Award-winning artist Harry Connick Jr. is no stranger to teaming up with the best in the industry. However, for his newest album, “Alone With My Faith,” Connick Jr. worked from home and reflected on his faith.

Connick Jr. played over 25 instruments to complete the new album, which is full of timeless hymns like “Amazing Grace,” “How Great Thou Art,” and “The Old Rugged Cross.”

“Those were songs that I’ve sung a lot and haven’t recorded, so I thought it would be cool to do those. And then a couple of the others were actually suggested to me by people in my life. My dad loves the song ‘Panis Angelicus’ (Bread of Angels) and my stepmom loves ‘Old Time Religion,’” Connick Jr. told Guideposts.

Aside from the challenges of recording by himself, Connick Jr. also experienced the tragedy of friends and family dying while in quarantine.

READ: Story of soldiers singing Amazing Grace gives goosebumps

“I lost 11 people I knew due to Covid, including my mentor, jazz patriarch Ellis Marsalis. I lost the priest who married my wife, Jill, and me. And we lost Jill’s mom due to a different reason. It was difficult not be able to hold funerals and to mourn the way we had been used to; it’s forced my family and me to live a different way,” Connick Jr. revealed. “But we’ve accepted it and try to do our best to be socially responsible and safe and realize it’s not about us as much as other people.”

“I would go in the basement, write lyrics, write the melody and then start recording. Sometimes I’d start with piano, sometimes I’d start with drums or whatever instrument I thought it needed. Then I would add instruments I thought the song called for. I would chip away at it. If I had another idea, I would switch gears and do that. I just kept recording until I got the sounds that I wanted,” Connick added. “Sometimes I would sing, [because] I was alone. There was no recording engineer. Sometimes a lyric or a particular musical phrase would bring me to tears. As an artist that’s all you can hope for: that the music will move you to an emotional place. That happened quite a bit.”

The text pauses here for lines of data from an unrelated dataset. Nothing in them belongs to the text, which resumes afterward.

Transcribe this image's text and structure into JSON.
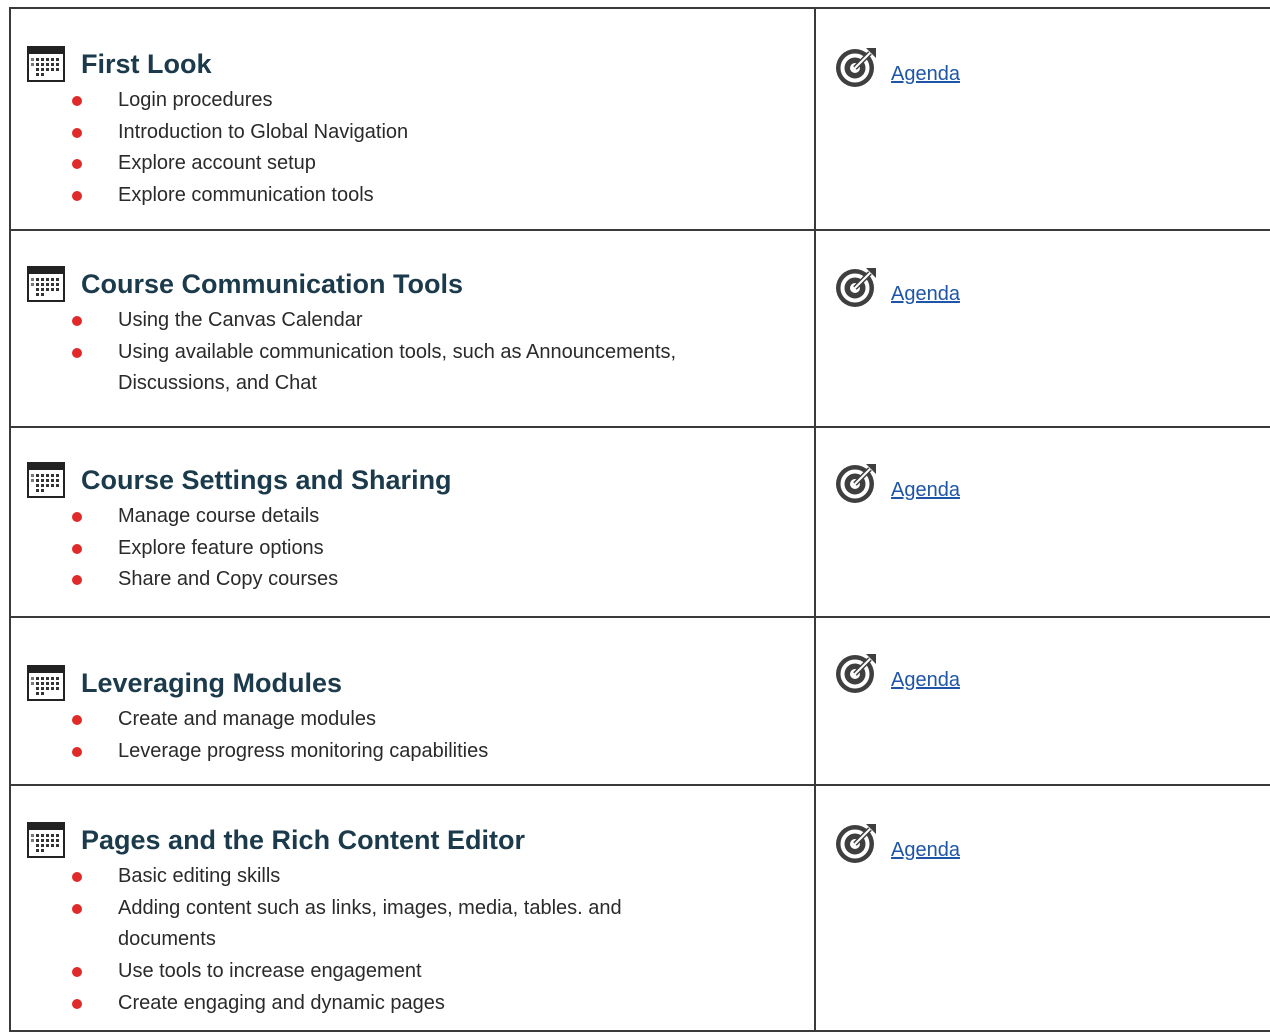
{
  "rows": [
    {
      "title": "First Look",
      "items": [
        "Login procedures",
        "Introduction to Global Navigation",
        "Explore account setup",
        "Explore communication tools"
      ],
      "link": "Agenda"
    },
    {
      "title": "Course Communication Tools",
      "items": [
        "Using the Canvas Calendar",
        "Using available communication tools, such as Announcements, Discussions, and Chat"
      ],
      "link": "Agenda"
    },
    {
      "title": "Course Settings and Sharing",
      "items": [
        "Manage course details",
        "Explore feature options",
        "Share and Copy courses"
      ],
      "link": "Agenda"
    },
    {
      "title": "Leveraging Modules",
      "items": [
        "Create and manage modules",
        "Leverage progress monitoring capabilities"
      ],
      "link": "Agenda"
    },
    {
      "title": "Pages and the Rich Content Editor",
      "items": [
        "Basic editing skills",
        "Adding content such as links, images, media, tables. and documents",
        "Use tools to increase engagement",
        "Create engaging and dynamic pages"
      ],
      "link": "Agenda"
    }
  ],
  "colors": {
    "title": "#1b3a4b",
    "bullet": "#e02a2a",
    "link": "#1f55a8",
    "border": "#3a3a3a"
  },
  "icons": {
    "section": "calendar-icon",
    "link": "target-icon"
  }
}
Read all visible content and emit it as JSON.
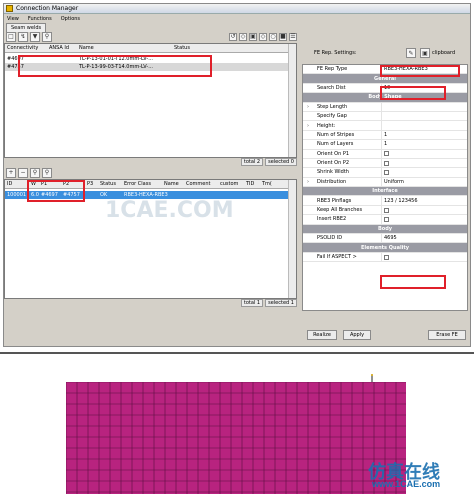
{
  "window": {
    "title": "Connection Manager"
  },
  "menubar": [
    "View",
    "Functions",
    "Options"
  ],
  "tab": {
    "label": "Seam welds"
  },
  "top_grid": {
    "columns": [
      "Connectivity",
      "ANSA Id",
      "Name",
      "Status"
    ],
    "rows": [
      {
        "connectivity": "#4697",
        "name": "TL-P-13-01-01-T12.0mm-LV-..."
      },
      {
        "connectivity": "#4757",
        "name": "TL-P-13-99-03-T14.0mm-LV-..."
      }
    ],
    "status": {
      "total": "total 2",
      "selected": "selected 0"
    }
  },
  "bottom_grid": {
    "columns": [
      "ID",
      "W",
      "P1",
      "P2",
      "P3",
      "Status",
      "Error Class",
      "Name",
      "Comment",
      "custom",
      "TID",
      "Tm("
    ],
    "rows": [
      {
        "id": "100001",
        "w": "6.0",
        "p1": "#4697",
        "p2": "#4757",
        "status": "OK",
        "error_class": "RBE3-HEXA-RBE3"
      }
    ],
    "status": {
      "total": "total 1",
      "selected": "selected 1"
    }
  },
  "fe_settings": {
    "label": "FE Rep. Settings:",
    "clipboard": "clipboard",
    "rows": [
      {
        "key": "FE Rep Type",
        "value": "RBE3-HEXA-RBE3",
        "kind": "value"
      },
      {
        "key": "General",
        "kind": "section"
      },
      {
        "key": "Search Dist",
        "value": "10",
        "kind": "value"
      },
      {
        "key": "Body Shape",
        "kind": "section"
      },
      {
        "key": "Step Length",
        "value": "",
        "kind": "expand"
      },
      {
        "key": "Specify Gap",
        "value": "",
        "kind": "value"
      },
      {
        "key": "Height:",
        "value": "",
        "kind": "expand"
      },
      {
        "key": "Num of Stripes",
        "value": "1",
        "kind": "value"
      },
      {
        "key": "Num of Layers",
        "value": "1",
        "kind": "value"
      },
      {
        "key": "Orient On P1",
        "kind": "check"
      },
      {
        "key": "Orient On P2",
        "kind": "check"
      },
      {
        "key": "Shrink Width",
        "kind": "check"
      },
      {
        "key": "Distribution",
        "value": "Uniform",
        "kind": "expand"
      },
      {
        "key": "Interface",
        "kind": "section"
      },
      {
        "key": "RBE3 Pinflags",
        "value": "123 / 123456",
        "kind": "value"
      },
      {
        "key": "Keep All Branches",
        "kind": "check"
      },
      {
        "key": "Insert RBE2",
        "kind": "check"
      },
      {
        "key": "Body",
        "kind": "section"
      },
      {
        "key": "PSOLID ID",
        "value": "4695",
        "kind": "value"
      },
      {
        "key": "Elements Quality",
        "kind": "section"
      },
      {
        "key": "Fail If ASPECT >",
        "kind": "check"
      }
    ]
  },
  "buttons": {
    "realize": "Realize",
    "apply": "Apply",
    "erase": "Erase FE"
  },
  "watermark": {
    "cae_text": "1CAE.COM",
    "logo_text": "仿真在线",
    "url_text": "www.1CAE.com"
  },
  "colors": {
    "section_bg": "#9a9ba4",
    "highlight_row": "#3a8fde",
    "annotation_red": "#e0202a",
    "mesh": "#b8237f"
  }
}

Connick revealed that prayer became an important part of the album.

“I may pray during the song or the song itself may be a prayer. These songs are very powerful and are themselves prayers, like ‘Panis Angelicus’ or ‘The Old Rugged Cross,’” Connick Jr. explained. “If you’re present and you’re really paying attention to what’s being played and sung they can serve very similar purposes to prayers.”

Despite the hardships of 2020 during the pandemic, Connick Jr. said he relied on his faith and family.

“There were some days that I woke up and I was like, what is happening right now? I just lost a family member and I can’t go to the funeral. We can’t leave the house and we have to wash our groceries outside. What is going on?” Connick Jr. questioned. “Some days were harder than others. All I know is we see a light at the end of the tunnel. And I made it. The only thing I can credit for that is my faith and family.”

“I think there are people out there who will like the Christian songs because it will resonate with them. And there are other people who may not believe and may find some comfort in the music just because they realize it’s coming from a truthful and sincere place,” Connick Jr. said. “I think about some people in my life who don’t really believe in anything and I would think that there are some things that they can take away from this album too. It’s a pretty wide gambit. It’s for whoever it can strike a chord with.”

Ultimately, Connick Jr. is thankful for the opportunity that God has given him.

“I’m aware of how lucky and blessed I’ve been. And that’s what makes me want to keep getting better,” Connick Jr. said. “If somebody has seen me in concert I want them to come back the next time and say, man, that last concert was nothing compared to this. It’s the humility of realizing that I’ve been gifted with an incredible group of people who are interested in what I do and I take that very seriously.”

–Reprinted from MovieGuide with permission.